Writing Deliverance from Evil was like coming home. After working as a journalist for many years I had in the 1980s published two novels and hoped my future as a writer lay in fiction. But then unexpectedly I found myself writing a non-fiction book about the Salem witch trials. It had happened because when I visited Salem in 1992 I discovered there was, amazingly, no good, accurate popular history of this fascinating episode; I strongly wished to fill the gap. The result was A Delusion of Satan, The Full Story of the Salem Witch Trials, published by Doubleday in the US in 1995 and Hamish Hamilton in the UK in 1996. That book led, as a result in the first two cases of suggestions by publishers and in the third to my desire to express my strong conviction about the dangerous folly of war with Iraq, to three other non-fiction books, The Salem Witch Trials Reader (2000), Hunting for Witches, (2002) and Such Men Are Dangerous, The Fanatics of 1692 and 2004, (2004). After that I thought I had finished with the witch trials.

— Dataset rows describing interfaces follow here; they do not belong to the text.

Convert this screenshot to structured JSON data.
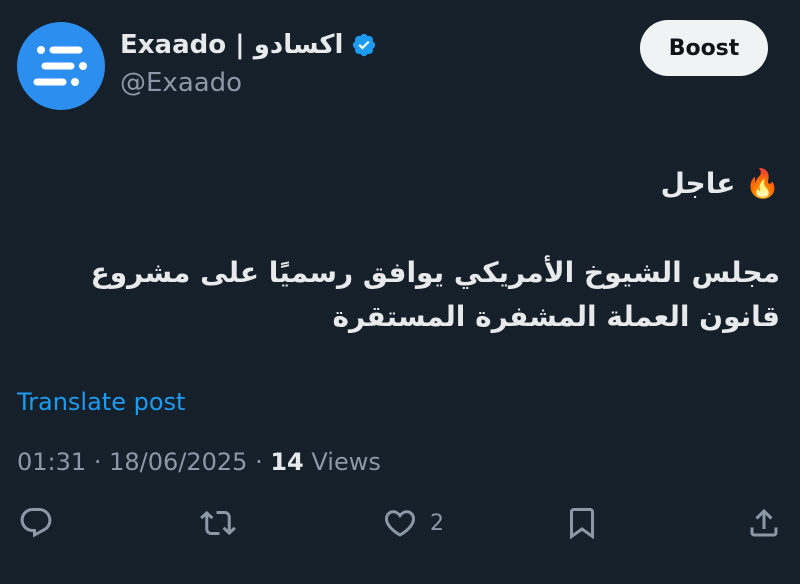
{
  "header": {
    "display_name": "Exaado | اكسادو",
    "handle": "@Exaado",
    "boost_label": "Boost"
  },
  "tweet": {
    "urgent_emoji": "🔥",
    "urgent_label": "عاجل",
    "body": "مجلس الشيوخ الأمريكي يوافق رسميًا على مشروع قانون العملة المشفرة المستقرة"
  },
  "translate_label": "Translate post",
  "meta": {
    "time": "01:31",
    "separator": "·",
    "date": "18/06/2025",
    "views_count": "14",
    "views_label": "Views"
  },
  "actions": {
    "reply_icon": "reply-icon",
    "retweet_icon": "retweet-icon",
    "like_icon": "heart-icon",
    "like_count": "2",
    "bookmark_icon": "bookmark-icon",
    "share_icon": "share-icon"
  },
  "colors": {
    "background": "#15202b",
    "accent": "#1d9bf0",
    "avatar": "#2c8ff0",
    "muted": "#8b98a5"
  }
}
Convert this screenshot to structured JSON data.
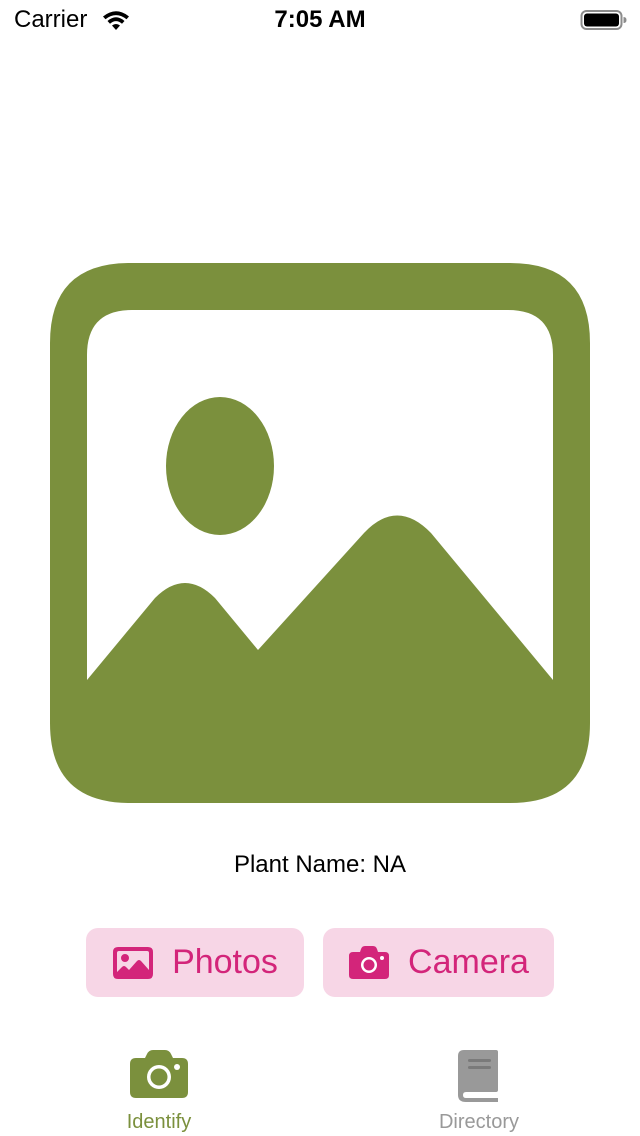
{
  "status_bar": {
    "carrier": "Carrier",
    "time": "7:05 AM",
    "icons": [
      "wifi-icon",
      "battery-icon"
    ]
  },
  "main": {
    "image_icon": "photo-placeholder-icon",
    "plant_name_label": "Plant Name: NA"
  },
  "actions": {
    "photos": {
      "label": "Photos",
      "icon": "photo-icon"
    },
    "camera": {
      "label": "Camera",
      "icon": "camera-icon"
    }
  },
  "tab_bar": {
    "tabs": [
      {
        "label": "Identify",
        "icon": "camera-icon",
        "selected": true
      },
      {
        "label": "Directory",
        "icon": "book-icon",
        "selected": false
      }
    ]
  },
  "colors": {
    "accent_green": "#7b903d",
    "button_pink_bg": "#f7d6e6",
    "button_pink_text": "#d3257a",
    "inactive_gray": "#999999"
  }
}
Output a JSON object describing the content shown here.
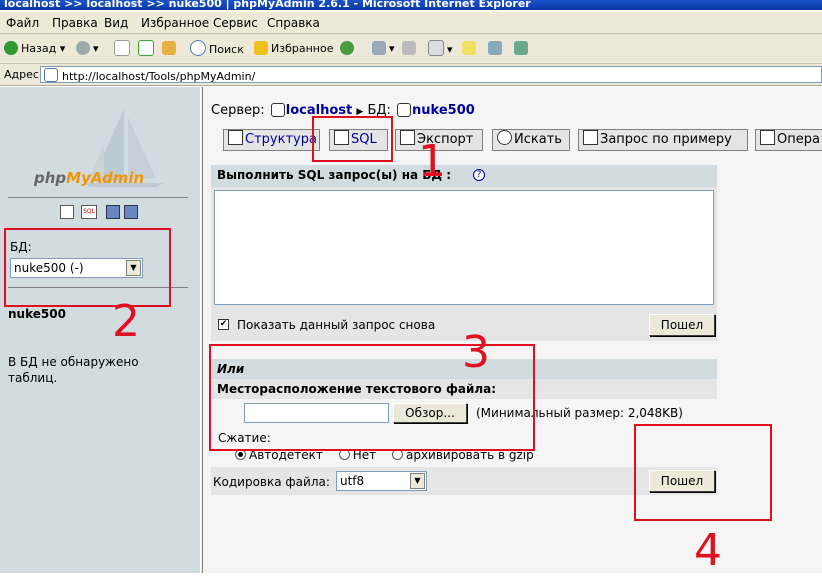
{
  "window": {
    "title": "localhost >> localhost >> nuke500 | phpMyAdmin 2.6.1 - Microsoft Internet Explorer"
  },
  "menu": [
    "Файл",
    "Правка",
    "Вид",
    "Избранное",
    "Сервис",
    "Справка"
  ],
  "toolbar": {
    "back": "Назад",
    "search": "Поиск",
    "favorites": "Избранное"
  },
  "address": {
    "label": "Адрес:",
    "url": "http://localhost/Tools/phpMyAdmin/"
  },
  "left": {
    "logo_php": "php",
    "logo_my": "MyAdmin",
    "db_label": "БД:",
    "db_selected": "nuke500 (-)",
    "db_name": "nuke500",
    "no_tables_1": "В БД не обнаружено",
    "no_tables_2": "таблиц."
  },
  "breadcrumb": {
    "server_label": "Сервер:",
    "server": "localhost",
    "db_label": "БД:",
    "db": "nuke500"
  },
  "tabs": [
    "Структура",
    "SQL",
    "Экспорт",
    "Искать",
    "Запрос по примеру",
    "Опера"
  ],
  "sql": {
    "header": "Выполнить SQL запрос(ы) на БД :",
    "show_query": "Показать данный запрос снова",
    "go": "Пошел"
  },
  "file": {
    "or": "Или",
    "location": "Месторасположение текстового файла:",
    "browse": "Обзор...",
    "maxsize": "(Минимальный размер: 2,048KB)",
    "compression": "Сжатие:",
    "options": [
      "Автодетект",
      "Нет",
      "архивировать в gzip"
    ],
    "encoding_label": "Кодировка файла:",
    "encoding": "utf8",
    "go": "Пошел"
  },
  "annotations": [
    "1",
    "2",
    "3",
    "4"
  ],
  "colors": {
    "accent_red": "#e01020",
    "title_blue": "#0a3aa8",
    "link_blue": "#0000a0",
    "left_bg": "#d0dce0"
  }
}
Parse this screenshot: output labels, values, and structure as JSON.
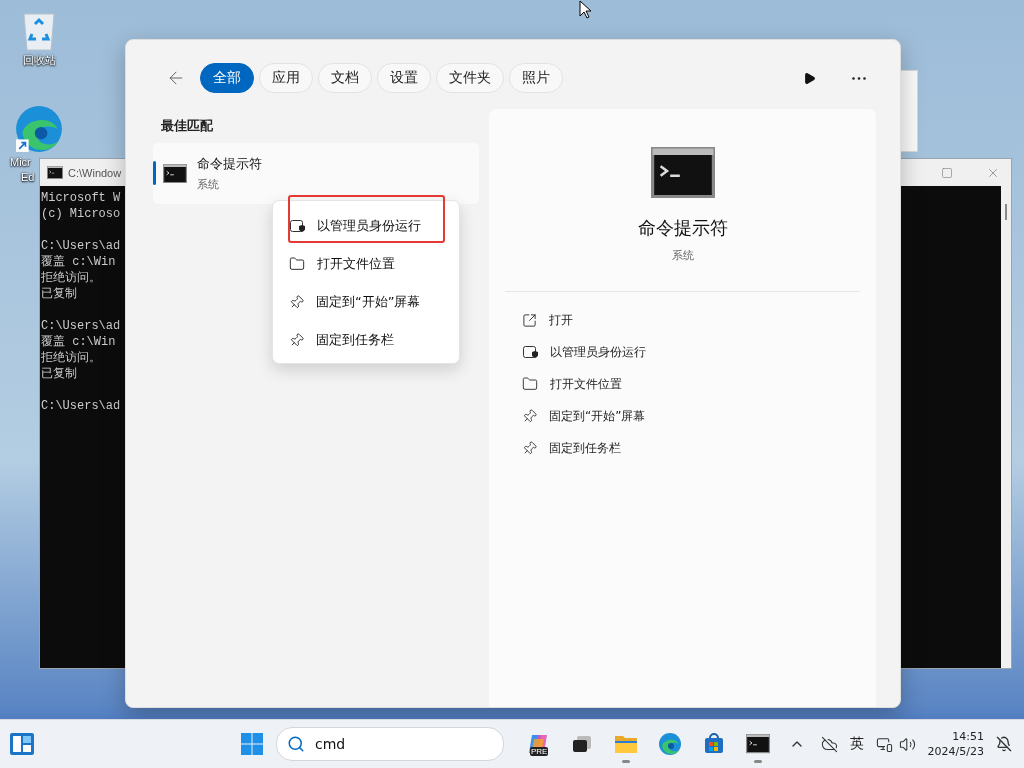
{
  "desktop_icons": [
    {
      "kind": "recycle",
      "label_lines": [
        "回收站"
      ]
    },
    {
      "kind": "edge",
      "label_lines": [
        "Micr",
        "Ed"
      ]
    }
  ],
  "console_window": {
    "title": "C:\\Window",
    "blocks": [
      [
        "Microsoft W",
        "(c) Microso"
      ],
      [
        "C:\\Users\\ad",
        "覆盖 c:\\Win",
        "拒绝访问。",
        "已复制"
      ],
      [
        "C:\\Users\\ad",
        "覆盖 c:\\Win",
        "拒绝访问。",
        "已复制"
      ],
      [
        "C:\\Users\\ad"
      ]
    ]
  },
  "search_panel": {
    "tabs": [
      {
        "label": "全部",
        "selected": true
      },
      {
        "label": "应用",
        "selected": false
      },
      {
        "label": "文档",
        "selected": false
      },
      {
        "label": "设置",
        "selected": false
      },
      {
        "label": "文件夹",
        "selected": false
      },
      {
        "label": "照片",
        "selected": false
      }
    ],
    "section_title": "最佳匹配",
    "result": {
      "title": "命令提示符",
      "subtitle": "系统",
      "selected": true
    },
    "context_menu": [
      {
        "kind": "admin",
        "label": "以管理员身份运行",
        "highlighted": true
      },
      {
        "kind": "folder",
        "label": "打开文件位置",
        "highlighted": false
      },
      {
        "kind": "pin",
        "label": "固定到“开始”屏幕",
        "highlighted": false
      },
      {
        "kind": "pin",
        "label": "固定到任务栏",
        "highlighted": false
      }
    ],
    "details": {
      "title": "命令提示符",
      "subtitle": "系统",
      "actions": [
        {
          "kind": "open",
          "label": "打开"
        },
        {
          "kind": "admin",
          "label": "以管理员身份运行"
        },
        {
          "kind": "folder",
          "label": "打开文件位置"
        },
        {
          "kind": "pin",
          "label": "固定到“开始”屏幕"
        },
        {
          "kind": "pin",
          "label": "固定到任务栏"
        }
      ]
    }
  },
  "taskbar": {
    "search_value": "cmd",
    "apps": [
      {
        "kind": "copilot",
        "badge": "PRE",
        "running": false
      },
      {
        "kind": "taskview",
        "running": false
      },
      {
        "kind": "explorer",
        "running": true
      },
      {
        "kind": "edge",
        "running": false
      },
      {
        "kind": "store",
        "running": false
      },
      {
        "kind": "terminal",
        "running": true
      }
    ],
    "ime": "英",
    "time": "14:51",
    "date": "2024/5/23"
  }
}
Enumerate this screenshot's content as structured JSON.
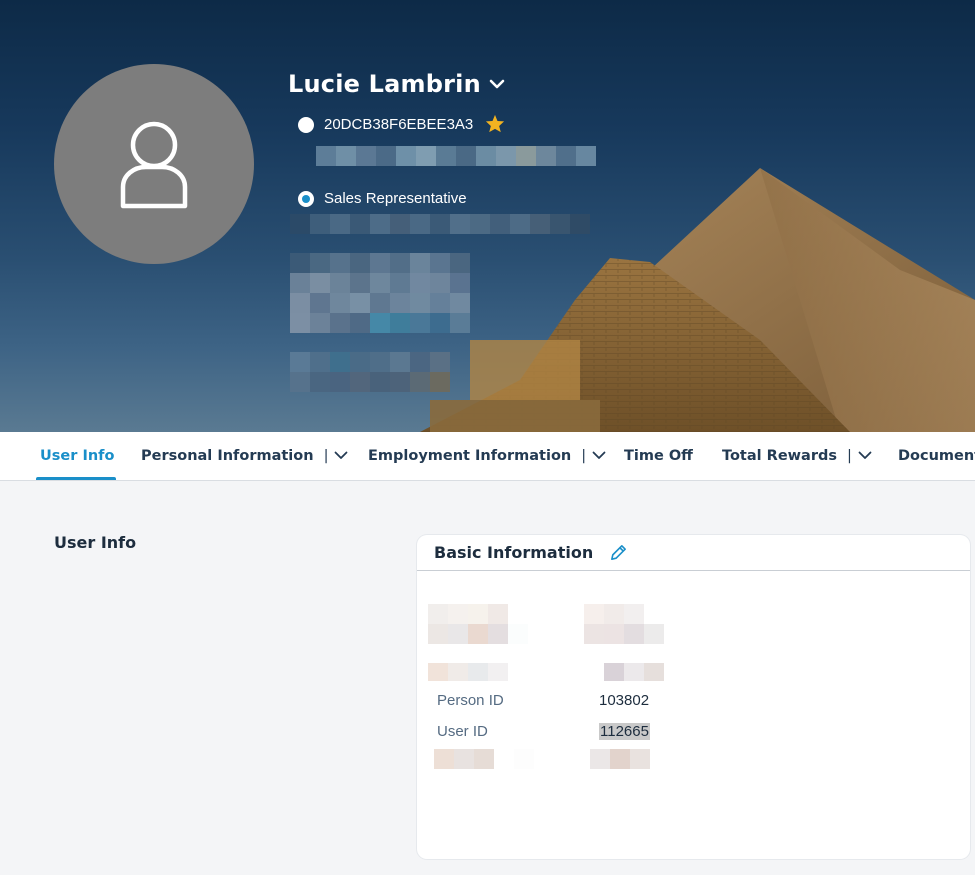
{
  "profile": {
    "name": "Lucie Lambrin",
    "id_code": "20DCB38F6EBEE3A3",
    "job_title": "Sales Representative"
  },
  "tabs": [
    {
      "label": "User Info",
      "active": true,
      "has_menu": false
    },
    {
      "label": "Personal Information",
      "active": false,
      "has_menu": true
    },
    {
      "label": "Employment Information",
      "active": false,
      "has_menu": true
    },
    {
      "label": "Time Off",
      "active": false,
      "has_menu": false
    },
    {
      "label": "Total Rewards",
      "active": false,
      "has_menu": true
    },
    {
      "label": "Documents",
      "active": false,
      "has_menu": false
    }
  ],
  "tab_separator": "|",
  "section": {
    "title": "User Info"
  },
  "card": {
    "title": "Basic Information",
    "fields": [
      {
        "label": "Person ID",
        "value": "103802"
      },
      {
        "label": "User ID",
        "value": "112665"
      }
    ]
  },
  "colors": {
    "accent": "#1a8fc9",
    "star": "#f2b321",
    "avatar_bg": "#7d7d7d",
    "banner_top": "#0d2a47"
  },
  "icons": {
    "avatar": "person-outline-icon",
    "name_menu": "chevron-down-icon",
    "favorite": "star-icon",
    "edit": "pencil-icon"
  }
}
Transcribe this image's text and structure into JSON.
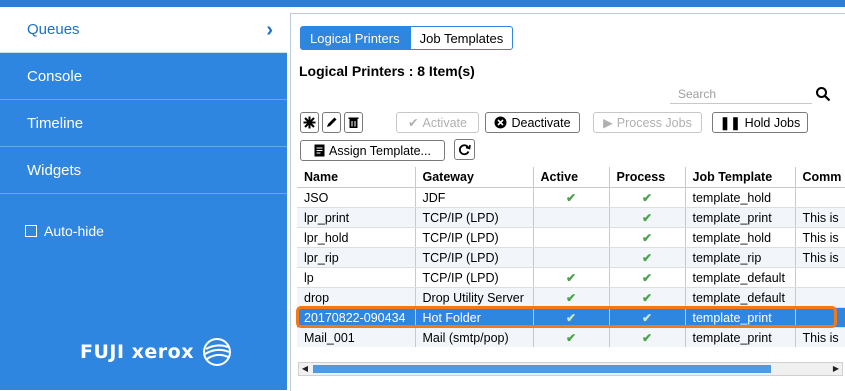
{
  "sidebar": {
    "items": [
      {
        "label": "Queues",
        "active": true
      },
      {
        "label": "Console",
        "active": false
      },
      {
        "label": "Timeline",
        "active": false
      },
      {
        "label": "Widgets",
        "active": false
      }
    ],
    "autohide_label": "Auto-hide",
    "logo_text": "FUJI xerox"
  },
  "tabs": [
    {
      "label": "Logical Printers",
      "selected": true
    },
    {
      "label": "Job Templates",
      "selected": false
    }
  ],
  "heading": "Logical Printers : 8 Item(s)",
  "search": {
    "placeholder": "Search",
    "value": ""
  },
  "toolbar": {
    "activate": "Activate",
    "deactivate": "Deactivate",
    "process_jobs": "Process Jobs",
    "hold_jobs": "Hold Jobs",
    "assign_template": "Assign Template..."
  },
  "table": {
    "columns": [
      "Name",
      "Gateway",
      "Active",
      "Process",
      "Job Template",
      "Comm"
    ],
    "rows": [
      {
        "name": "JSO",
        "gateway": "JDF",
        "active": true,
        "process": true,
        "template": "template_hold",
        "comment": ""
      },
      {
        "name": "lpr_print",
        "gateway": "TCP/IP (LPD)",
        "active": false,
        "process": true,
        "template": "template_print",
        "comment": "This is"
      },
      {
        "name": "lpr_hold",
        "gateway": "TCP/IP (LPD)",
        "active": false,
        "process": true,
        "template": "template_hold",
        "comment": "This is"
      },
      {
        "name": "lpr_rip",
        "gateway": "TCP/IP (LPD)",
        "active": false,
        "process": true,
        "template": "template_rip",
        "comment": "This is"
      },
      {
        "name": "lp",
        "gateway": "TCP/IP (LPD)",
        "active": true,
        "process": true,
        "template": "template_default",
        "comment": ""
      },
      {
        "name": "drop",
        "gateway": "Drop Utility Server",
        "active": true,
        "process": true,
        "template": "template_default",
        "comment": ""
      },
      {
        "name": "20170822-090434",
        "gateway": "Hot Folder",
        "active": true,
        "process": true,
        "template": "template_print",
        "comment": "",
        "selected": true
      },
      {
        "name": "Mail_001",
        "gateway": "Mail (smtp/pop)",
        "active": true,
        "process": true,
        "template": "template_print",
        "comment": "This is"
      }
    ]
  },
  "colors": {
    "accent": "#2f86e0",
    "highlight": "#f07a17",
    "check": "#4aa34a"
  },
  "icons": [
    "chevron-right-icon",
    "search-icon",
    "new-icon",
    "edit-icon",
    "delete-icon",
    "check-icon",
    "cancel-circle-icon",
    "play-icon",
    "pause-icon",
    "template-icon",
    "refresh-icon"
  ]
}
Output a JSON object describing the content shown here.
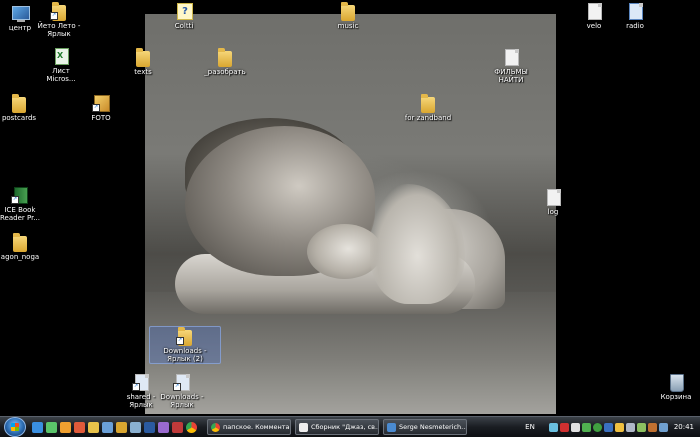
{
  "desktop": {
    "icons": [
      {
        "label": "центр",
        "kind": "monitor"
      },
      {
        "label": "Йето Лето -\nЯрлык",
        "kind": "folder-shortcut"
      },
      {
        "label": "Coltti",
        "kind": "help"
      },
      {
        "label": "music",
        "kind": "folder"
      },
      {
        "label": "velo",
        "kind": "doc"
      },
      {
        "label": "radio",
        "kind": "doc-blue"
      },
      {
        "label": "Лист\nMicros...",
        "kind": "xls"
      },
      {
        "label": "texts",
        "kind": "folder"
      },
      {
        "label": "_разобрать",
        "kind": "folder"
      },
      {
        "label": "ФИЛЬМЫ\nНАЙТИ",
        "kind": "doc"
      },
      {
        "label": "postcards",
        "kind": "folder"
      },
      {
        "label": "FOTO",
        "kind": "photo-shortcut"
      },
      {
        "label": "for zandband",
        "kind": "folder"
      },
      {
        "label": "log",
        "kind": "doc"
      },
      {
        "label": "ICE Book\nReader Pr...",
        "kind": "book"
      },
      {
        "label": "agon_noga",
        "kind": "folder"
      },
      {
        "label": "Downloads -\nЯрлык (2)",
        "kind": "folder-shortcut"
      },
      {
        "label": "shared -\nЯрлык",
        "kind": "doc-shortcut"
      },
      {
        "label": "Downloads -\nЯрлык",
        "kind": "doc-shortcut"
      },
      {
        "label": "Корзина",
        "kind": "bin"
      }
    ]
  },
  "taskbar": {
    "quick_launch": [
      "ie-icon",
      "browser-icon",
      "messenger-icon",
      "media-icon",
      "explorer-icon",
      "mail-icon",
      "folder-icon",
      "window-icon",
      "photoshop-icon",
      "audio-icon",
      "video-icon",
      "chrome-icon"
    ],
    "tasks": [
      {
        "label": "папское. Коммента...",
        "icon": "chrome-icon",
        "color": "#e8453c"
      },
      {
        "label": "Сборник \"Джаз, св...",
        "icon": "player-icon",
        "color": "#f0f0f0"
      },
      {
        "label": "Serge Nesmeterich...",
        "icon": "window-icon",
        "color": "#4a8ad0"
      }
    ],
    "language": "EN",
    "clock": "20:41"
  },
  "colors": {
    "accent": "#2a6ab0",
    "folder": "#e0b040"
  }
}
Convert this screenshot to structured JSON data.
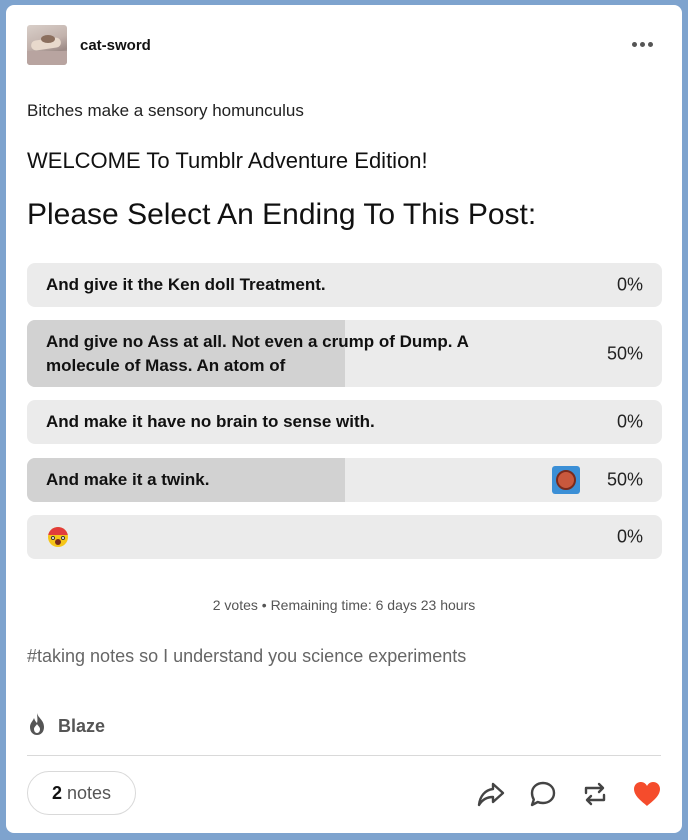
{
  "post": {
    "blog_name": "cat-sword",
    "text_line1": "Bitches make a sensory homunculus",
    "text_line2": "WELCOME To Tumblr Adventure Edition!",
    "heading": "Please Select An Ending To This Post:"
  },
  "poll": {
    "options": [
      {
        "label": "And give it the Ken doll Treatment.",
        "pct": "0%",
        "fill": 0
      },
      {
        "label": "And give no Ass at all. Not even a crump of Dump. A molecule of Mass. An atom of",
        "pct": "50%",
        "fill": 0.5
      },
      {
        "label": "And make it have no brain to sense with.",
        "pct": "0%",
        "fill": 0
      },
      {
        "label": "And make it a twink.",
        "pct": "50%",
        "fill": 0.5,
        "voter_avatar": "user-avatar"
      },
      {
        "label": "",
        "pct": "0%",
        "fill": 0,
        "emoji": "hot-face-emoji"
      }
    ],
    "meta": "2 votes • Remaining time: 6 days 23 hours"
  },
  "tags": "#taking notes so I understand you science experiments",
  "footer": {
    "blaze_label": "Blaze",
    "notes_count": "2",
    "notes_label": "notes"
  },
  "icons": [
    "more-icon",
    "flame-icon",
    "share-icon",
    "reply-icon",
    "reblog-icon",
    "like-icon"
  ],
  "colors": {
    "like": "#f54c2c",
    "background": "#7ea3ce"
  }
}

But the urge had been gradually growing to flesh out some of the characters and events of this tantalisingly elusive, though so well documented, episode, in fiction. In particular I felt I wanted to explore the personality and experience of a man who played a pivotal part but is far less well known that characters such as John Proctor, John Danforth and Rebecca Nurse. He was a charismatic Puritan minister who became one of those falsely accused. I had become fascinated by him during my research because of his intelligence, courage, wit and even, I confess, looks: he was "dark like an Indian," according to one of the contemporary sources, short but lithe and extremely stong, clearly highly attractive to women. I realised I wanted to explore George Burroughs' tragic but inspiring story in a way only possible by adding imagination and invention to patient reading and research.

When I began to do so, I found it thrilling to be writing fiction again, with George Burroughs and my other characters coming to life under my hands, beginning to make their own moves, speak their own lines, see through their own eyes . . .
Thanks to my American publisher, Overlook, Deliverance from Evil is blessed with a wonderful cover. It has now also been published, with the same cover, in the UK by Duckworth.

I have nearly finished another historical novel, this time not based on research for previous non-fiction works but again for the most part on historical characters. As every novelist knows, the joy of such creation is like no other.

Deliverance from Evil is available from in the US and in the UK and from bookstores in both countries.

My website is